Extracted records
=-=-=
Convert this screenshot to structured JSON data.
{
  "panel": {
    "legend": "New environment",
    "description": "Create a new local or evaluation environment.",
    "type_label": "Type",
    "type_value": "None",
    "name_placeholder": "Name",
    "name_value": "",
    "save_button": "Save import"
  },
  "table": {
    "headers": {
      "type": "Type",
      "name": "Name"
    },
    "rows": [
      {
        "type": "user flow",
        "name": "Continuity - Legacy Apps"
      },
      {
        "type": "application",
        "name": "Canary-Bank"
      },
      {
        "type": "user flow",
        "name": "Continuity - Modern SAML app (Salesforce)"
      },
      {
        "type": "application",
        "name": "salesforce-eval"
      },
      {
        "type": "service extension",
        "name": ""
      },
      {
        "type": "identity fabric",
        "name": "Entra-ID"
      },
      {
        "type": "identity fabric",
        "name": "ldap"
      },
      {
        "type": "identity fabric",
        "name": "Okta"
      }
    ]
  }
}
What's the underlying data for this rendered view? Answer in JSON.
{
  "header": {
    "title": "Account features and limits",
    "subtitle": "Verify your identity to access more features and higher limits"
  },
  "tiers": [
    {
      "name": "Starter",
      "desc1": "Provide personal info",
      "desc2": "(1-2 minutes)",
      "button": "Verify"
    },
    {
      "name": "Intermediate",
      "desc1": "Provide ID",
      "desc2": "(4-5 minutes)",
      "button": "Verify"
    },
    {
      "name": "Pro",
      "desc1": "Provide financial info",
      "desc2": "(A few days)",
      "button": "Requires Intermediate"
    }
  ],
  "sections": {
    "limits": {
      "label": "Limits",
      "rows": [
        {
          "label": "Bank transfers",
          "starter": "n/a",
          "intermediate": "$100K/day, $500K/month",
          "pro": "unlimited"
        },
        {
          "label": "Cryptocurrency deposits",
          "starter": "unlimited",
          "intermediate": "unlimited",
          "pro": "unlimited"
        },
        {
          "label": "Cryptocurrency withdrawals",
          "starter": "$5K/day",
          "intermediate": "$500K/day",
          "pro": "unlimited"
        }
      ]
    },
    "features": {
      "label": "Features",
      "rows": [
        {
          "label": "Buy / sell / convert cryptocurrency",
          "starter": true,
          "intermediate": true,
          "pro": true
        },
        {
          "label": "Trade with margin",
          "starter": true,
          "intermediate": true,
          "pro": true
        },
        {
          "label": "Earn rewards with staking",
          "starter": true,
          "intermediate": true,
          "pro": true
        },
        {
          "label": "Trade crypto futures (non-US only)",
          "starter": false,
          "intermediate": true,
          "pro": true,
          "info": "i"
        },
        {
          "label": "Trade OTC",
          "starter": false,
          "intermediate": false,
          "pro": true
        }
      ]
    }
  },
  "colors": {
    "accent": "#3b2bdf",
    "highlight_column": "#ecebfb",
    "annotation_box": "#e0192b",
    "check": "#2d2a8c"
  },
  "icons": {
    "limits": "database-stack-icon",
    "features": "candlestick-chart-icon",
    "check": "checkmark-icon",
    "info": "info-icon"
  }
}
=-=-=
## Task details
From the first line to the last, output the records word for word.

## Solution to the problem
Convert this screenshot to structured JSON data.
{
  "panel": {
    "legend": "New environment",
    "description": "Create a new local or evaluation environment.",
    "type_label": "Type",
    "type_value": "None",
    "name_placeholder": "Name",
    "name_value": "",
    "save_button": "Save import"
  },
  "table": {
    "headers": {
      "type": "Type",
      "name": "Name"
    },
    "rows": [
      {
        "type": "user flow",
        "name": "Continuity - Legacy Apps"
      },
      {
        "type": "application",
        "name": "Canary-Bank"
      },
      {
        "type": "user flow",
        "name": "Continuity - Modern SAML app (Salesforce)"
      },
      {
        "type": "application",
        "name": "salesforce-eval"
      },
      {
        "type": "service extension",
        "name": ""
      },
      {
        "type": "identity fabric",
        "name": "Entra-ID"
      },
      {
        "type": "identity fabric",
        "name": "ldap"
      },
      {
        "type": "identity fabric",
        "name": "Okta"
      }
    ]
  }
}
What's the underlying data for this rendered view? Answer in JSON.
{
  "header": {
    "title": "Account features and limits",
    "subtitle": "Verify your identity to access more features and higher limits"
  },
  "tiers": [
    {
      "name": "Starter",
      "desc1": "Provide personal info",
      "desc2": "(1-2 minutes)",
      "button": "Verify"
    },
    {
      "name": "Intermediate",
      "desc1": "Provide ID",
      "desc2": "(4-5 minutes)",
      "button": "Verify"
    },
    {
      "name": "Pro",
      "desc1": "Provide financial info",
      "desc2": "(A few days)",
      "button": "Requires Intermediate"
    }
  ],
  "sections": {
    "limits": {
      "label": "Limits",
      "rows": [
        {
          "label": "Bank transfers",
          "starter": "n/a",
          "intermediate": "$100K/day, $500K/month",
          "pro": "unlimited"
        },
        {
          "label": "Cryptocurrency deposits",
          "starter": "unlimited",
          "intermediate": "unlimited",
          "pro": "unlimited"
        },
        {
          "label": "Cryptocurrency withdrawals",
          "starter": "$5K/day",
          "intermediate": "$500K/day",
          "pro": "unlimited"
        }
      ]
    },
    "features": {
      "label": "Features",
      "rows": [
        {
          "label": "Buy / sell / convert cryptocurrency",
          "starter": true,
          "intermediate": true,
          "pro": true
        },
        {
          "label": "Trade with margin",
          "starter": true,
          "intermediate": true,
          "pro": true
        },
        {
          "label": "Earn rewards with staking",
          "starter": true,
          "intermediate": true,
          "pro": true
        },
        {
          "label": "Trade crypto futures (non-US only)",
          "starter": false,
          "intermediate": true,
          "pro": true,
          "info": "i"
        },
        {
          "label": "Trade OTC",
          "starter": false,
          "intermediate": false,
          "pro": true
        }
      ]
    }
  },
  "colors": {
    "accent": "#3b2bdf",
    "highlight_column": "#ecebfb",
    "annotation_box": "#e0192b",
    "check": "#2d2a8c"
  },
  "icons": {
    "limits": "database-stack-icon",
    "features": "candlestick-chart-icon",
    "check": "checkmark-icon",
    "info": "info-icon"
  }
}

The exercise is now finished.